[Web page and app entries]
##########

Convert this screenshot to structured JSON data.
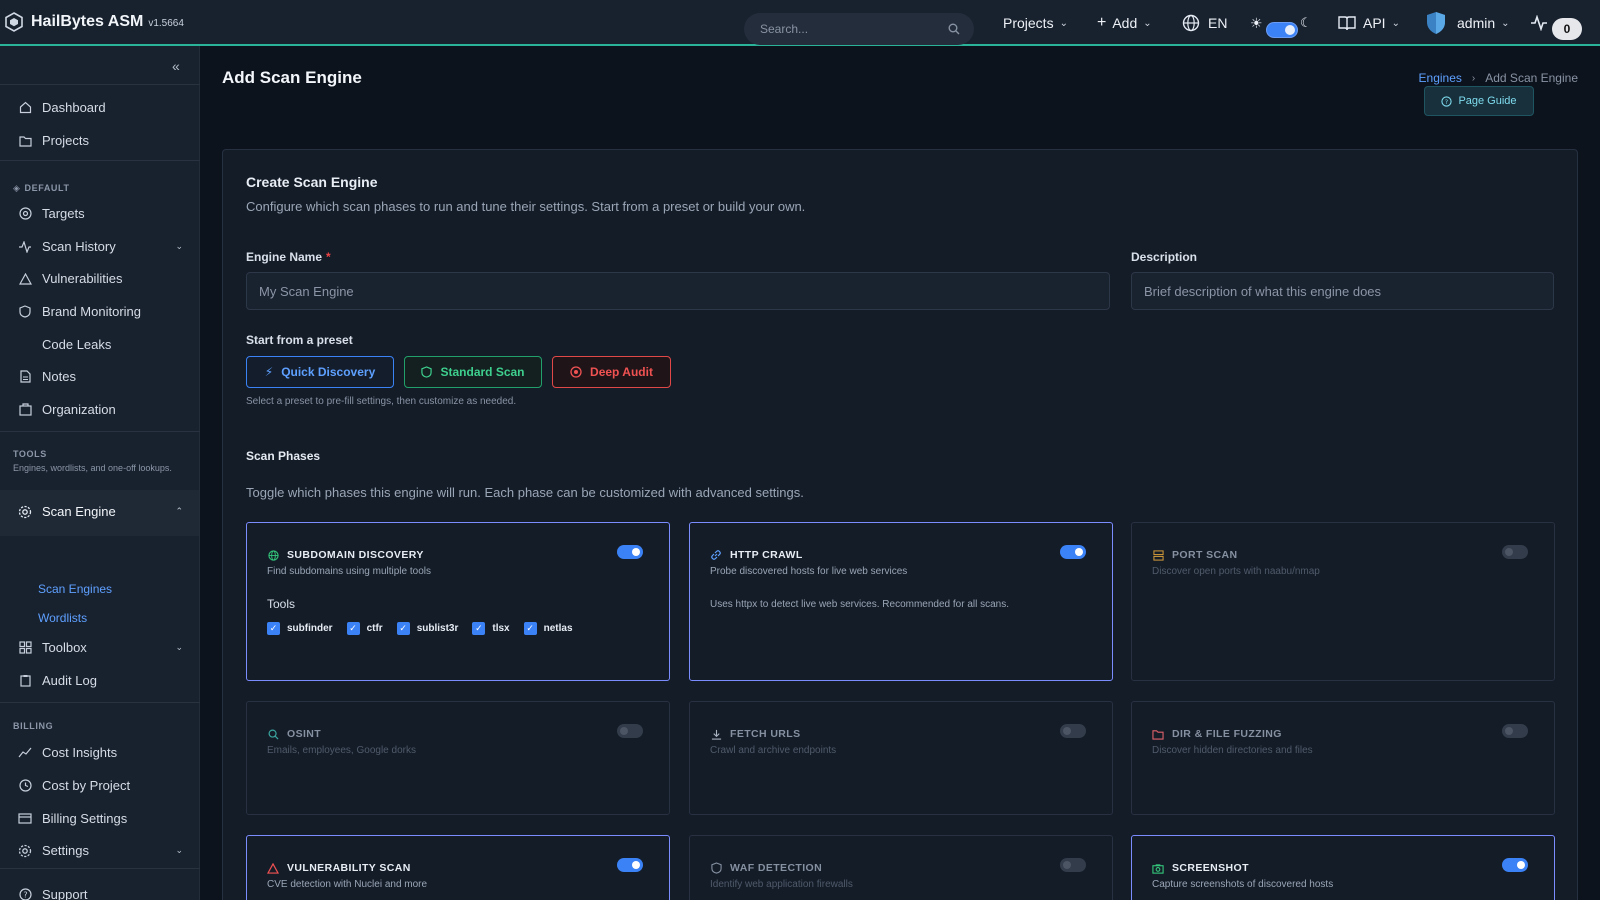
{
  "app": {
    "name": "HailBytes ASM",
    "version": "v1.5664",
    "accent": "#2bb39a"
  },
  "topbar": {
    "search_placeholder": "Search...",
    "projects_label": "Projects",
    "add_label": "Add",
    "lang_label": "EN",
    "api_label": "API",
    "user_label": "admin",
    "activity_count": "0"
  },
  "sidebar": {
    "items_top": [
      {
        "label": "Dashboard",
        "icon": "home-icon"
      },
      {
        "label": "Projects",
        "icon": "folder-icon"
      }
    ],
    "section_default": "DEFAULT",
    "items_default": [
      {
        "label": "Targets",
        "icon": "target-icon"
      },
      {
        "label": "Scan History",
        "icon": "activity-icon"
      },
      {
        "label": "Vulnerabilities",
        "icon": "warning-icon"
      },
      {
        "label": "Brand Monitoring",
        "icon": "shield-icon"
      },
      {
        "label": "Code Leaks",
        "icon": ""
      },
      {
        "label": "Notes",
        "icon": "note-icon"
      },
      {
        "label": "Organization",
        "icon": "building-icon"
      }
    ],
    "section_tools": "TOOLS",
    "section_tools_sub": "Engines, wordlists, and one-off lookups.",
    "scan_engine_label": "Scan Engine",
    "sub_links": [
      "Scan Engines",
      "Wordlists"
    ],
    "toolbox_label": "Toolbox",
    "audit_label": "Audit Log",
    "section_billing": "BILLING",
    "items_billing": [
      {
        "label": "Cost Insights",
        "icon": "trend-icon"
      },
      {
        "label": "Cost by Project",
        "icon": "clock-icon"
      },
      {
        "label": "Billing Settings",
        "icon": "card-icon"
      },
      {
        "label": "Settings",
        "icon": "gear-icon"
      }
    ],
    "support_label": "Support"
  },
  "page": {
    "title": "Add Scan Engine",
    "breadcrumb_link": "Engines",
    "breadcrumb_current": "Add Scan Engine",
    "guide_label": "Page Guide"
  },
  "form": {
    "title": "Create Scan Engine",
    "description": "Configure which scan phases to run and tune their settings. Start from a preset or build your own.",
    "name_label": "Engine Name",
    "name_required": "*",
    "name_placeholder": "My Scan Engine",
    "desc_label": "Description",
    "desc_placeholder": "Brief description of what this engine does",
    "preset_label": "Start from a preset",
    "presets": [
      "Quick Discovery",
      "Standard Scan",
      "Deep Audit"
    ],
    "preset_hint": "Select a preset to pre-fill settings, then customize as needed.",
    "phases_title": "Scan Phases",
    "phases_desc": "Toggle which phases this engine will run. Each phase can be customized with advanced settings."
  },
  "phases": [
    {
      "title": "SUBDOMAIN DISCOVERY",
      "desc": "Find subdomains using multiple tools",
      "enabled": true,
      "tools_label": "Tools",
      "tools": [
        "subfinder",
        "ctfr",
        "sublist3r",
        "tlsx",
        "netlas"
      ]
    },
    {
      "title": "HTTP CRAWL",
      "desc": "Probe discovered hosts for live web services",
      "enabled": true,
      "note": "Uses httpx to detect live web services. Recommended for all scans."
    },
    {
      "title": "PORT SCAN",
      "desc": "Discover open ports with naabu/nmap",
      "enabled": false
    },
    {
      "title": "OSINT",
      "desc": "Emails, employees, Google dorks",
      "enabled": false
    },
    {
      "title": "FETCH URLS",
      "desc": "Crawl and archive endpoints",
      "enabled": false
    },
    {
      "title": "DIR & FILE FUZZING",
      "desc": "Discover hidden directories and files",
      "enabled": false
    },
    {
      "title": "VULNERABILITY SCAN",
      "desc": "CVE detection with Nuclei and more",
      "enabled": true
    },
    {
      "title": "WAF DETECTION",
      "desc": "Identify web application firewalls",
      "enabled": false
    },
    {
      "title": "SCREENSHOT",
      "desc": "Capture screenshots of discovered hosts",
      "enabled": true
    }
  ]
}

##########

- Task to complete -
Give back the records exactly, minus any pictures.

- Written solution -
Convert this screenshot to structured JSON data.
{
  "app": {
    "name": "HailBytes ASM",
    "version": "v1.5664",
    "accent": "#2bb39a"
  },
  "topbar": {
    "search_placeholder": "Search...",
    "projects_label": "Projects",
    "add_label": "Add",
    "lang_label": "EN",
    "api_label": "API",
    "user_label": "admin",
    "activity_count": "0"
  },
  "sidebar": {
    "items_top": [
      {
        "label": "Dashboard",
        "icon": "home-icon"
      },
      {
        "label": "Projects",
        "icon": "folder-icon"
      }
    ],
    "section_default": "DEFAULT",
    "items_default": [
      {
        "label": "Targets",
        "icon": "target-icon"
      },
      {
        "label": "Scan History",
        "icon": "activity-icon"
      },
      {
        "label": "Vulnerabilities",
        "icon": "warning-icon"
      },
      {
        "label": "Brand Monitoring",
        "icon": "shield-icon"
      },
      {
        "label": "Code Leaks",
        "icon": ""
      },
      {
        "label": "Notes",
        "icon": "note-icon"
      },
      {
        "label": "Organization",
        "icon": "building-icon"
      }
    ],
    "section_tools": "TOOLS",
    "section_tools_sub": "Engines, wordlists, and one-off lookups.",
    "scan_engine_label": "Scan Engine",
    "sub_links": [
      "Scan Engines",
      "Wordlists"
    ],
    "toolbox_label": "Toolbox",
    "audit_label": "Audit Log",
    "section_billing": "BILLING",
    "items_billing": [
      {
        "label": "Cost Insights",
        "icon": "trend-icon"
      },
      {
        "label": "Cost by Project",
        "icon": "clock-icon"
      },
      {
        "label": "Billing Settings",
        "icon": "card-icon"
      },
      {
        "label": "Settings",
        "icon": "gear-icon"
      }
    ],
    "support_label": "Support"
  },
  "page": {
    "title": "Add Scan Engine",
    "breadcrumb_link": "Engines",
    "breadcrumb_current": "Add Scan Engine",
    "guide_label": "Page Guide"
  },
  "form": {
    "title": "Create Scan Engine",
    "description": "Configure which scan phases to run and tune their settings. Start from a preset or build your own.",
    "name_label": "Engine Name",
    "name_required": "*",
    "name_placeholder": "My Scan Engine",
    "desc_label": "Description",
    "desc_placeholder": "Brief description of what this engine does",
    "preset_label": "Start from a preset",
    "presets": [
      "Quick Discovery",
      "Standard Scan",
      "Deep Audit"
    ],
    "preset_hint": "Select a preset to pre-fill settings, then customize as needed.",
    "phases_title": "Scan Phases",
    "phases_desc": "Toggle which phases this engine will run. Each phase can be customized with advanced settings."
  },
  "phases": [
    {
      "title": "SUBDOMAIN DISCOVERY",
      "desc": "Find subdomains using multiple tools",
      "enabled": true,
      "tools_label": "Tools",
      "tools": [
        "subfinder",
        "ctfr",
        "sublist3r",
        "tlsx",
        "netlas"
      ]
    },
    {
      "title": "HTTP CRAWL",
      "desc": "Probe discovered hosts for live web services",
      "enabled": true,
      "note": "Uses httpx to detect live web services. Recommended for all scans."
    },
    {
      "title": "PORT SCAN",
      "desc": "Discover open ports with naabu/nmap",
      "enabled": false
    },
    {
      "title": "OSINT",
      "desc": "Emails, employees, Google dorks",
      "enabled": false
    },
    {
      "title": "FETCH URLS",
      "desc": "Crawl and archive endpoints",
      "enabled": false
    },
    {
      "title": "DIR & FILE FUZZING",
      "desc": "Discover hidden directories and files",
      "enabled": false
    },
    {
      "title": "VULNERABILITY SCAN",
      "desc": "CVE detection with Nuclei and more",
      "enabled": true
    },
    {
      "title": "WAF DETECTION",
      "desc": "Identify web application firewalls",
      "enabled": false
    },
    {
      "title": "SCREENSHOT",
      "desc": "Capture screenshots of discovered hosts",
      "enabled": true
    }
  ]
}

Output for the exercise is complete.